2004 Rural Lifestyle Research Rural lifestyle farms are increasing in number (15% increase from ) Rural lifestyle farm residents are heavy users of radio Monday- Sunday. Almost all (93.6%) tune in to radio Rural lifestyle farm residents prefer certain radio formats: 71.5% prefer news/talk, and 65.5% prefer country Rural lifestyle farm residents mirror Class 1 farmers in program content preference The average rural lifestyle farm household is 2.6 persons About a quarter (23%) of rural lifestyle farm households have an income of over $75,000 Men and women have virtually the same radio preferences, and both are heavy users of radio

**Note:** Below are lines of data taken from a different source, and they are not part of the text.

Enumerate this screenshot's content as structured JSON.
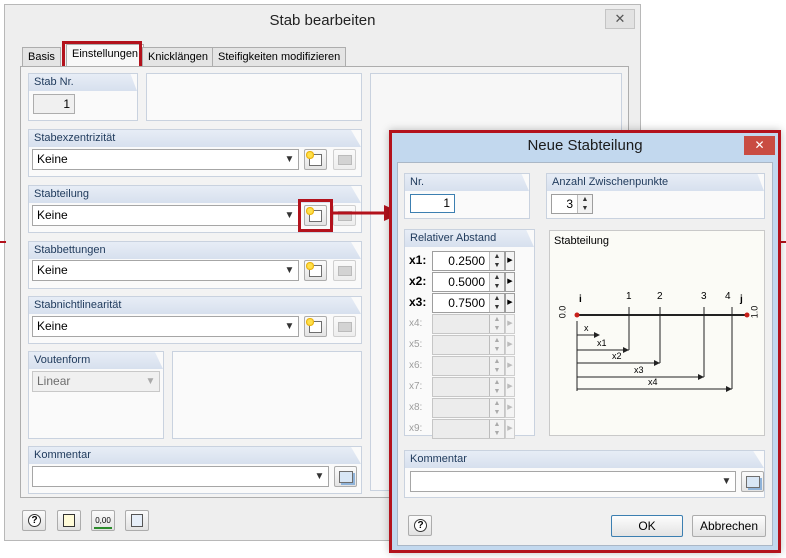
{
  "main_window": {
    "title": "Stab bearbeiten",
    "tabs": [
      {
        "label": "Basis"
      },
      {
        "label": "Einstellungen"
      },
      {
        "label": "Knicklängen"
      },
      {
        "label": "Steifigkeiten modifizieren"
      }
    ],
    "stab_nr": {
      "label": "Stab Nr.",
      "value": "1"
    },
    "stabexzentrizitaet": {
      "label": "Stabexzentrizität",
      "value": "Keine"
    },
    "stabteilung": {
      "label": "Stabteilung",
      "value": "Keine"
    },
    "stabbettungen": {
      "label": "Stabbettungen",
      "value": "Keine"
    },
    "stabnichtlinearitaet": {
      "label": "Stabnichtlinearität",
      "value": "Keine"
    },
    "voutenform": {
      "label": "Voutenform",
      "value": "Linear"
    },
    "kommentar": {
      "label": "Kommentar",
      "value": ""
    },
    "bottom_icons": [
      "help-icon",
      "edit-icon",
      "number-format-icon",
      "pick-icon"
    ],
    "bottom_icon_text": {
      "number_format": "0,00"
    }
  },
  "sub_dialog": {
    "title": "Neue Stabteilung",
    "nr": {
      "label": "Nr.",
      "value": "1"
    },
    "anzahl": {
      "label": "Anzahl Zwischenpunkte",
      "value": "3"
    },
    "relativer_abstand": {
      "label": "Relativer Abstand",
      "rows": [
        {
          "label": "x1:",
          "value": "0.2500",
          "enabled": true
        },
        {
          "label": "x2:",
          "value": "0.5000",
          "enabled": true
        },
        {
          "label": "x3:",
          "value": "0.7500",
          "enabled": true
        },
        {
          "label": "x4:",
          "value": "",
          "enabled": false
        },
        {
          "label": "x5:",
          "value": "",
          "enabled": false
        },
        {
          "label": "x6:",
          "value": "",
          "enabled": false
        },
        {
          "label": "x7:",
          "value": "",
          "enabled": false
        },
        {
          "label": "x8:",
          "value": "",
          "enabled": false
        },
        {
          "label": "x9:",
          "value": "",
          "enabled": false
        }
      ]
    },
    "diagram": {
      "title": "Stabteilung",
      "start_label": "i",
      "end_label": "j",
      "start_value": "0.0",
      "end_value": "1.0",
      "point_labels": [
        "1",
        "2",
        "3",
        "4"
      ],
      "dimension_labels": [
        "x",
        "x1",
        "x2",
        "x3",
        "x4"
      ]
    },
    "kommentar": {
      "label": "Kommentar",
      "value": ""
    },
    "ok_label": "OK",
    "cancel_label": "Abbrechen"
  },
  "colors": {
    "highlight": "#b3121c",
    "group_header": "#dde5f1",
    "dialog_frame": "#c2d8ee"
  }
}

2003 AMR Intercept Study Waves 1, 2, and 3 Combined Research was segmented into three distinct commodity groups to determine the divergence or similarity of these major producer segments. Regarding the usage of radio for various programs: – 44.5% of overall respondents utilized radio to listen to crop or market reports every day, with 27.3% listening nearly every day. – A large percentage (84.7%) listened to weather every day, with 10.4% listening nearly every day. – Almost half (44.2%) listened to farm news daily, with 29.9% listening nearly every day. – The majority (82.5%) stated there were times when they paid closer attention to the radio When asked which media source they would choose if they were only allowed to access daily information from one: – 35.4% chose radio – 18.8% chose Internet, – 21.8% chose DTN – 14% chose television – 5.5% chose newspapers – 3.6% chose magazines – 1% chose direct mail.
2003 AMR Intercept Study Waves 1, 2, and 3 Combined When considering how their usage of other media had changed because of Internet usage: – 34.7% spent less time with television – 26.3% spent less time with magazines – 32.8% spent less time reading direct mail – 17.2% spent less time listening to the radio 75.6% of respondents reported no change in radio listening habits, 64.6% had no change in magazine reading habits, and 58.8% spent the same amount of time watching television.